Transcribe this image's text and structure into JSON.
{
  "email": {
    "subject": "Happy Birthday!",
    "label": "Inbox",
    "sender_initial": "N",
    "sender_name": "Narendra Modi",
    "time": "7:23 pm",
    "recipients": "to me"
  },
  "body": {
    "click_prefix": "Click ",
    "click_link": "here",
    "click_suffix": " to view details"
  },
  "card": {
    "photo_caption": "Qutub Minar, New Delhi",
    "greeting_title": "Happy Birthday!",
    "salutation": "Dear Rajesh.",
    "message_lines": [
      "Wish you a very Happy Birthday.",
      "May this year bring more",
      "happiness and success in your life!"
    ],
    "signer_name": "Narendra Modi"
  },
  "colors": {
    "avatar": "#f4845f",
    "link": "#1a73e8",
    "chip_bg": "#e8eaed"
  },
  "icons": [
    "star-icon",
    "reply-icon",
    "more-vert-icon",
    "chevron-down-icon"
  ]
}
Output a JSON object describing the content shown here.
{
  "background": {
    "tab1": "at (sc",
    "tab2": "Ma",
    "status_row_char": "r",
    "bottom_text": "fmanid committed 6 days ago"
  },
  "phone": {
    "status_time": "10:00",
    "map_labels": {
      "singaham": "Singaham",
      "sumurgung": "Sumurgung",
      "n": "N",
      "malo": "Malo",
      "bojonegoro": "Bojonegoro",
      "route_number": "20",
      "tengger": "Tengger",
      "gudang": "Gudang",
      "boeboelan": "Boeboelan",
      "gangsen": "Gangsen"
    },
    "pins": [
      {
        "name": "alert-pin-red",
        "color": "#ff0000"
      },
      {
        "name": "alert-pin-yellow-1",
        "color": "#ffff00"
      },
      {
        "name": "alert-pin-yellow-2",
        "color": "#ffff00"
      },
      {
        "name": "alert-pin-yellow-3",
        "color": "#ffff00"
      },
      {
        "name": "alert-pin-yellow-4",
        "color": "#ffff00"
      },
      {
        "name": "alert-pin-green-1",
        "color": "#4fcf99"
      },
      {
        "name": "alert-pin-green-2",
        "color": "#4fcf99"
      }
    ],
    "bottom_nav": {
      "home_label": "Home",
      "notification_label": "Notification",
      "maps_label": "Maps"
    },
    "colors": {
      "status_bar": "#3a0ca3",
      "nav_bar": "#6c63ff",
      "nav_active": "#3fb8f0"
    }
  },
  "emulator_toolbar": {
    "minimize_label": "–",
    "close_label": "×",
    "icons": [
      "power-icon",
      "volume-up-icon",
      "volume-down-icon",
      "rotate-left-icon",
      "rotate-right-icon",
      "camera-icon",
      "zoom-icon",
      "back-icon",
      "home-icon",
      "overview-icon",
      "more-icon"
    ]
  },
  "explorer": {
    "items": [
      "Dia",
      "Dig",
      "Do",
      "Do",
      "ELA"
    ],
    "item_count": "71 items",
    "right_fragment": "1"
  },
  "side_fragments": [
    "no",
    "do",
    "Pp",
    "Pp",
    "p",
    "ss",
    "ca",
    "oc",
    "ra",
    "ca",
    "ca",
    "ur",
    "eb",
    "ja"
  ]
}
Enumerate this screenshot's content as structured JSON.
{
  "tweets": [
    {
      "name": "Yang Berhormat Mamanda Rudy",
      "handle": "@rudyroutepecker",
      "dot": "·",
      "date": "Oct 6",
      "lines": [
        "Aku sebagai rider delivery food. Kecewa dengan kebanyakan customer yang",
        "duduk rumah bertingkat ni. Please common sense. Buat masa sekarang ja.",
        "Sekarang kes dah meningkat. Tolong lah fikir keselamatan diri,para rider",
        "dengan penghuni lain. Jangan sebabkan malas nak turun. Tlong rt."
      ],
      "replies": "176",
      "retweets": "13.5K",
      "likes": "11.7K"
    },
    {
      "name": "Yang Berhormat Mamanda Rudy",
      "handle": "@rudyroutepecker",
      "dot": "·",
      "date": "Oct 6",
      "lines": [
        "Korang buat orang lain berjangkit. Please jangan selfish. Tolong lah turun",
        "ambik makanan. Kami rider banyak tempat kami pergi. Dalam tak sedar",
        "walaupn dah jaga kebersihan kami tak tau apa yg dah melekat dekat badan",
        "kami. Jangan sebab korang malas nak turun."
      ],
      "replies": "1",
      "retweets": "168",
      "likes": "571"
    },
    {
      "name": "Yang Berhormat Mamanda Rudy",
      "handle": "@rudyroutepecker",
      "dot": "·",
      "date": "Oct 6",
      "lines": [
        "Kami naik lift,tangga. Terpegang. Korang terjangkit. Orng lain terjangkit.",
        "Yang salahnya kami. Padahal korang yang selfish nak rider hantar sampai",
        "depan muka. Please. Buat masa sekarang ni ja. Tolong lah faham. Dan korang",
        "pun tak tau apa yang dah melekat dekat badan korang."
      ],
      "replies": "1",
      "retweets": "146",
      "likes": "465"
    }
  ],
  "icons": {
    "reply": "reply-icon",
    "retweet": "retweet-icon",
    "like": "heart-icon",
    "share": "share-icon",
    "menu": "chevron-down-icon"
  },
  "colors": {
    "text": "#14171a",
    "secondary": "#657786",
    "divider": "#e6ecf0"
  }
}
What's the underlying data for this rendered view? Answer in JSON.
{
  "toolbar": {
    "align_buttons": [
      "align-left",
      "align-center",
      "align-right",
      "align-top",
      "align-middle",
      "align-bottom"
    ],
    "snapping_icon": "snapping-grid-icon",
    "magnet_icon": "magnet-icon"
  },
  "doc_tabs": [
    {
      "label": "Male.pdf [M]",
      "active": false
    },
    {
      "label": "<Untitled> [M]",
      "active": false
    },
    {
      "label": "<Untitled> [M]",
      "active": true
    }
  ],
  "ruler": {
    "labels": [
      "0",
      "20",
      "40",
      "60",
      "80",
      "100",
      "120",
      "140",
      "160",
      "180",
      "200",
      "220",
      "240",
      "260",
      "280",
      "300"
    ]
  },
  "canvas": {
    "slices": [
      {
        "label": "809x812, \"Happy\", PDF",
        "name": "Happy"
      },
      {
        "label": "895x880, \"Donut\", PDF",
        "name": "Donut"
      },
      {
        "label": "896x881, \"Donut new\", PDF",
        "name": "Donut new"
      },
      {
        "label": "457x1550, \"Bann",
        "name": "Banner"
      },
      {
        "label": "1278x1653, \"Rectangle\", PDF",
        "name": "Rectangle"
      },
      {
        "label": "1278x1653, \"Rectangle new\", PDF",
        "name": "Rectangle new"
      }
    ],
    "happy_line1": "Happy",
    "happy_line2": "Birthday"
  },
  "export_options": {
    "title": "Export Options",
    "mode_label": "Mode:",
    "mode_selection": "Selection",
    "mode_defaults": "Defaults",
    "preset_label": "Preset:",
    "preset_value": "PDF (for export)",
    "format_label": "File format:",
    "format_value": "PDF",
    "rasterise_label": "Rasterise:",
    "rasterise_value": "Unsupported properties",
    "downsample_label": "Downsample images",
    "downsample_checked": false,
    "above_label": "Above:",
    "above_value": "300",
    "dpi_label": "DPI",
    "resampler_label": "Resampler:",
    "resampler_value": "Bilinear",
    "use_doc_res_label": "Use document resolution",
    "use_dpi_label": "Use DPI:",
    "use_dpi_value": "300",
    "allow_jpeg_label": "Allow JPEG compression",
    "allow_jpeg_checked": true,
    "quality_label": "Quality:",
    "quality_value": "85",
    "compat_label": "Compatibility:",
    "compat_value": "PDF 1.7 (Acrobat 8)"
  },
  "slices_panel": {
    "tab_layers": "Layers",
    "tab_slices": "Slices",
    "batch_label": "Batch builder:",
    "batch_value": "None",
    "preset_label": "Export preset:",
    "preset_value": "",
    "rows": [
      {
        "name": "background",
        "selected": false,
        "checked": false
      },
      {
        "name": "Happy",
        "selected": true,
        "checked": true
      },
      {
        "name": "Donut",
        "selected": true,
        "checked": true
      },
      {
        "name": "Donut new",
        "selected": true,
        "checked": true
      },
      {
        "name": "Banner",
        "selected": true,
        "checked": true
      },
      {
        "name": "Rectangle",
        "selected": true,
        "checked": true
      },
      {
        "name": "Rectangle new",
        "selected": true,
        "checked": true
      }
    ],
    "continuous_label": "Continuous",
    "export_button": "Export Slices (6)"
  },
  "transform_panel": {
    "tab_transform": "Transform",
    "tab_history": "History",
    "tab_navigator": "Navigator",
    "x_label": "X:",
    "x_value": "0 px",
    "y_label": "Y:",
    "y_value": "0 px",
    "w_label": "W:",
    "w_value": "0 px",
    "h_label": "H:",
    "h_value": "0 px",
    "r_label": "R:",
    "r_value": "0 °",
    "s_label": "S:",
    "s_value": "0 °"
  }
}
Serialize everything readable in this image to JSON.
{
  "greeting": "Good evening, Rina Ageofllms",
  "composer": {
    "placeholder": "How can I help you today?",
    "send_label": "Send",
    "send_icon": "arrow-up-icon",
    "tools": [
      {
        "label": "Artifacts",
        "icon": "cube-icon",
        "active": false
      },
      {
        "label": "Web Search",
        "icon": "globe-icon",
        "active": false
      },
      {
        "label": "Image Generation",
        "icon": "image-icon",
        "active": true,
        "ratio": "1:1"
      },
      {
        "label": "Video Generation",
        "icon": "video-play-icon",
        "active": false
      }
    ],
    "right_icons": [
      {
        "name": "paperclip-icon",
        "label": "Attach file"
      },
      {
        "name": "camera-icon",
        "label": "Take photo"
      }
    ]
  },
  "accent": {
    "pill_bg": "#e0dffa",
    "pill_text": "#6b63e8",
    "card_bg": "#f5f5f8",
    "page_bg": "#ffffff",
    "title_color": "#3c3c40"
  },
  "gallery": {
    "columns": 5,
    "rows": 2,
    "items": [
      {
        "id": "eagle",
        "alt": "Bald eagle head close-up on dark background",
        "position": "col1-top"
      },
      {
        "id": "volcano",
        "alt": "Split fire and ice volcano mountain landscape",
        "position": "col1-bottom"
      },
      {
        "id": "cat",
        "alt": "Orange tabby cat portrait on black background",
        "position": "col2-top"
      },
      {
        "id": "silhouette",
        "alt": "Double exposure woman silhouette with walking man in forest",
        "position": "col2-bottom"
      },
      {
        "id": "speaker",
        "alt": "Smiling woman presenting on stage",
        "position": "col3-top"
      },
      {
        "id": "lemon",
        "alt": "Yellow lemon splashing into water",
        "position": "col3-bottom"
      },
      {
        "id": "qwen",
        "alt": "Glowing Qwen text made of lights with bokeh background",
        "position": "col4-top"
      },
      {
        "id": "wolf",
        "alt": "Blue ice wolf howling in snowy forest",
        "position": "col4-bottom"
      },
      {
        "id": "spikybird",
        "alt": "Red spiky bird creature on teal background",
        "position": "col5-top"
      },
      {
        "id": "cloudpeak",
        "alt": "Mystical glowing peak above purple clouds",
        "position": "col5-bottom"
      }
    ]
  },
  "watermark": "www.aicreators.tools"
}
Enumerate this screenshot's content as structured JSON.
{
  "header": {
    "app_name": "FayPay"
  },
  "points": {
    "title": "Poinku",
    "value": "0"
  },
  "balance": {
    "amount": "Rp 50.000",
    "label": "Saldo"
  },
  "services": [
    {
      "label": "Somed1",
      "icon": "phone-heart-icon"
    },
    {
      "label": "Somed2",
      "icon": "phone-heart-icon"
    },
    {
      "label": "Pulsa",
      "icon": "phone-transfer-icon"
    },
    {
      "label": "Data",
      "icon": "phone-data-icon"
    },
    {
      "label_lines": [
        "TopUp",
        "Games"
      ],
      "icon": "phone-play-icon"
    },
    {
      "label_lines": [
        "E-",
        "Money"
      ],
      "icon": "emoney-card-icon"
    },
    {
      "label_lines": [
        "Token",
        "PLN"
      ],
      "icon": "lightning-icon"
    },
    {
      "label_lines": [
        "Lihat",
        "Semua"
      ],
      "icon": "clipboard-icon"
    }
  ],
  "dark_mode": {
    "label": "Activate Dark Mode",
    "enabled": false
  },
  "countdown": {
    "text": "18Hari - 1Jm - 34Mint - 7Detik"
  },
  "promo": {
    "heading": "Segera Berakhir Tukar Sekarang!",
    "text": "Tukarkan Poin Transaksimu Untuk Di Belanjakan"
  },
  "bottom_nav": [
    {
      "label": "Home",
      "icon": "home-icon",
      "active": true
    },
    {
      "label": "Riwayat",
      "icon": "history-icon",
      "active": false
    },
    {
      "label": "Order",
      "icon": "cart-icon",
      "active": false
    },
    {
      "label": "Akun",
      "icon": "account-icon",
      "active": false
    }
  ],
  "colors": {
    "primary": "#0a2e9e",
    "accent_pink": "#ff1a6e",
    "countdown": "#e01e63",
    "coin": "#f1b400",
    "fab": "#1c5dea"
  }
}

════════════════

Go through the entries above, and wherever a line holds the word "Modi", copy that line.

    "sender_name": "Narendra Modi",
    "signer_name": "Narendra Modi"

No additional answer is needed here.